About this task » Among the entries below, which lines include the string "Channels"? Show each one.

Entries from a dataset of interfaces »
------------------------------------------------------------

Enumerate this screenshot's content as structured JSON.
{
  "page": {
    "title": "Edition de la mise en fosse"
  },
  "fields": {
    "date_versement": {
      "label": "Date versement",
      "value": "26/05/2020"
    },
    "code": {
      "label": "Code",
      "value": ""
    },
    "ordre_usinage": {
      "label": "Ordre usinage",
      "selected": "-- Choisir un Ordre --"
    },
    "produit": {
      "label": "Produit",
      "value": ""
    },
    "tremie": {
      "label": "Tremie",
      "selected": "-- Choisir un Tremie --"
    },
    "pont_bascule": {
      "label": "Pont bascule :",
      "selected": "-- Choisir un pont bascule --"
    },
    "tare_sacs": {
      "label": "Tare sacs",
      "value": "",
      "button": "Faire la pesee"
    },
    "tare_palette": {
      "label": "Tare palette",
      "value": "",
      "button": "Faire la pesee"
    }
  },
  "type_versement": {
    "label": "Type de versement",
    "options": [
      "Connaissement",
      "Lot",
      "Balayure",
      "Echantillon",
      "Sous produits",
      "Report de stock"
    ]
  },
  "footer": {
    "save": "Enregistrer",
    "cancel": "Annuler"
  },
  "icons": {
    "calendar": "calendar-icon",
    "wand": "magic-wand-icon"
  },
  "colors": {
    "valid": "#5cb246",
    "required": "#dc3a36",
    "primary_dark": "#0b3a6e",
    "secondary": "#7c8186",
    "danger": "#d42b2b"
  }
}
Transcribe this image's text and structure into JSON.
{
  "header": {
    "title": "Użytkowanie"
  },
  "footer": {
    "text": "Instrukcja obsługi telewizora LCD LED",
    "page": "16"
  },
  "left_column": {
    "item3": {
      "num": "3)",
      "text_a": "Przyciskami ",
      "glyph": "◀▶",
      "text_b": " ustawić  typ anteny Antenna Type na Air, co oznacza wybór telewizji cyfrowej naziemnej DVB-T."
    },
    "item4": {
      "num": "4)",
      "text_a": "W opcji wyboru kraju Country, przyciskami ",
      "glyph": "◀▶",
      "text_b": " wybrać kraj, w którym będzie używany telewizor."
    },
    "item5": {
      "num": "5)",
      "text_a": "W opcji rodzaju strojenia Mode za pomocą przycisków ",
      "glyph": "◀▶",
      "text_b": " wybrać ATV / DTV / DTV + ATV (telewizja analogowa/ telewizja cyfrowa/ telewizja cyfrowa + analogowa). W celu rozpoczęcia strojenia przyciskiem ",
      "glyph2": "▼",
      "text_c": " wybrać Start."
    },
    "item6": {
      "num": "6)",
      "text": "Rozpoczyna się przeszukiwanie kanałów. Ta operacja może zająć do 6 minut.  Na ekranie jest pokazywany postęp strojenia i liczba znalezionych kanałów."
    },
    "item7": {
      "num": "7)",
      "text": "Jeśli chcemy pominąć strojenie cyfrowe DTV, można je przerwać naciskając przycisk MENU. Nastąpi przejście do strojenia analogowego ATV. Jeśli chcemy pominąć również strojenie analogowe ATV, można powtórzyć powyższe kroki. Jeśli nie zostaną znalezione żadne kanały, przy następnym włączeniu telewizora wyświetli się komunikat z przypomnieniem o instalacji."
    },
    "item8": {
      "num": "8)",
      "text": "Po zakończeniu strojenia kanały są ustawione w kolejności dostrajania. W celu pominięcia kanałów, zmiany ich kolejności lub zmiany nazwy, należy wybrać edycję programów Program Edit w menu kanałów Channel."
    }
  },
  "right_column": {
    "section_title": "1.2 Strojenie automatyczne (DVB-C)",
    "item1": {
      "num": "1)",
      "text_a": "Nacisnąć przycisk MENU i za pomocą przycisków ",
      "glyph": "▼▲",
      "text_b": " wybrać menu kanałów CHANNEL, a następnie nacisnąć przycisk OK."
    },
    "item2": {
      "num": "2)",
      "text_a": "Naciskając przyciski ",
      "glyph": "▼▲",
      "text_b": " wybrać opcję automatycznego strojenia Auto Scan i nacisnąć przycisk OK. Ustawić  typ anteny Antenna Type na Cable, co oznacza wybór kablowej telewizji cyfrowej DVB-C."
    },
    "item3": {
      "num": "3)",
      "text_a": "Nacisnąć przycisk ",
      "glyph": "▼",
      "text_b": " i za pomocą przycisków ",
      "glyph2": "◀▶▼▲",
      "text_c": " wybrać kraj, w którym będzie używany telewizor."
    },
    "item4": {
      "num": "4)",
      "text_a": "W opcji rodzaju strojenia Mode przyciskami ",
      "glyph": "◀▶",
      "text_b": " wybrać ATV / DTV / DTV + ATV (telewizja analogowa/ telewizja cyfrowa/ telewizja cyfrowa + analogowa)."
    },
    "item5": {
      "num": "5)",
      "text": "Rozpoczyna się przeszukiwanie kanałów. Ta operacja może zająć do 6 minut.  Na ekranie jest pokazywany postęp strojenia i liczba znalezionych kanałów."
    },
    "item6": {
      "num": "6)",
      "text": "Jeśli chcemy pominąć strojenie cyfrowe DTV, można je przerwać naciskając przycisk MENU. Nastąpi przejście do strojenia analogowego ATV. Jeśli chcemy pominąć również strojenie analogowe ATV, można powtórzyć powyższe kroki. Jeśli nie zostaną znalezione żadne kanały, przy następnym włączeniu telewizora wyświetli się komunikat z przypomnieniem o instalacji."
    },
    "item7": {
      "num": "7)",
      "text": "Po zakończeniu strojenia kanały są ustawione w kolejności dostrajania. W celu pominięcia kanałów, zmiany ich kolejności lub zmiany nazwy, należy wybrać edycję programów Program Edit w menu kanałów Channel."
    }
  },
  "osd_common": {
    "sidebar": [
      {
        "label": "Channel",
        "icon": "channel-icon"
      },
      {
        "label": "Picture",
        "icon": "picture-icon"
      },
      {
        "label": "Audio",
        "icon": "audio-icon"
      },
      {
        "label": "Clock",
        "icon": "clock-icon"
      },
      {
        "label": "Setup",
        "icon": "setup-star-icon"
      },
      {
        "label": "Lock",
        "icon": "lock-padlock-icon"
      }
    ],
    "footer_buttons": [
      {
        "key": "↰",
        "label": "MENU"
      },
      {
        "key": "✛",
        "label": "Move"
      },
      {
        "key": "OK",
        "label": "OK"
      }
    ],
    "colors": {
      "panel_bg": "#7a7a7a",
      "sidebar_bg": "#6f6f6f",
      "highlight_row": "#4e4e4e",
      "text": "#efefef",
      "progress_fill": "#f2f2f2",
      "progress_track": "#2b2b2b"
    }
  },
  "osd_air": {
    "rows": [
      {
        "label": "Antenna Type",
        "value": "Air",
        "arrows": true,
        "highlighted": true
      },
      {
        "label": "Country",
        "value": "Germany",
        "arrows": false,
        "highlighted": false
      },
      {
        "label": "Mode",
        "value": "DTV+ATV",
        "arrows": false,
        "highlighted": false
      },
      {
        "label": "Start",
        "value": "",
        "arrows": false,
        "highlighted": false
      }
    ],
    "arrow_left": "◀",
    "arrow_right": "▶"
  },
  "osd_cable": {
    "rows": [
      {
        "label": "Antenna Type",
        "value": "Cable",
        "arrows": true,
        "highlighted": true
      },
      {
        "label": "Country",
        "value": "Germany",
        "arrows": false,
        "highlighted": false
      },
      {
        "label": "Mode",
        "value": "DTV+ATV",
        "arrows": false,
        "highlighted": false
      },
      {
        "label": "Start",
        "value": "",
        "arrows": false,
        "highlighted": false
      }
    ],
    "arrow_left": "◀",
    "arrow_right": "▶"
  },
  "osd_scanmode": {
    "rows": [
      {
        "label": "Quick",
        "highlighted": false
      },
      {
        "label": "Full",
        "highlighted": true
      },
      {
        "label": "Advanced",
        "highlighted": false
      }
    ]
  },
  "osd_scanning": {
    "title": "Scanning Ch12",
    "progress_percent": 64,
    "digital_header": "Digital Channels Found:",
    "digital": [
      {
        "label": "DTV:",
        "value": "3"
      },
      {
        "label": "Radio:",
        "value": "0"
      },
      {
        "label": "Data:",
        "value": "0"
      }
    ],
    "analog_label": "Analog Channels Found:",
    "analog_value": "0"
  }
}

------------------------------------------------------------

Answer below »
    "digital_header": "Digital Channels Found:",
    "analog_label": "Analog Channels Found:",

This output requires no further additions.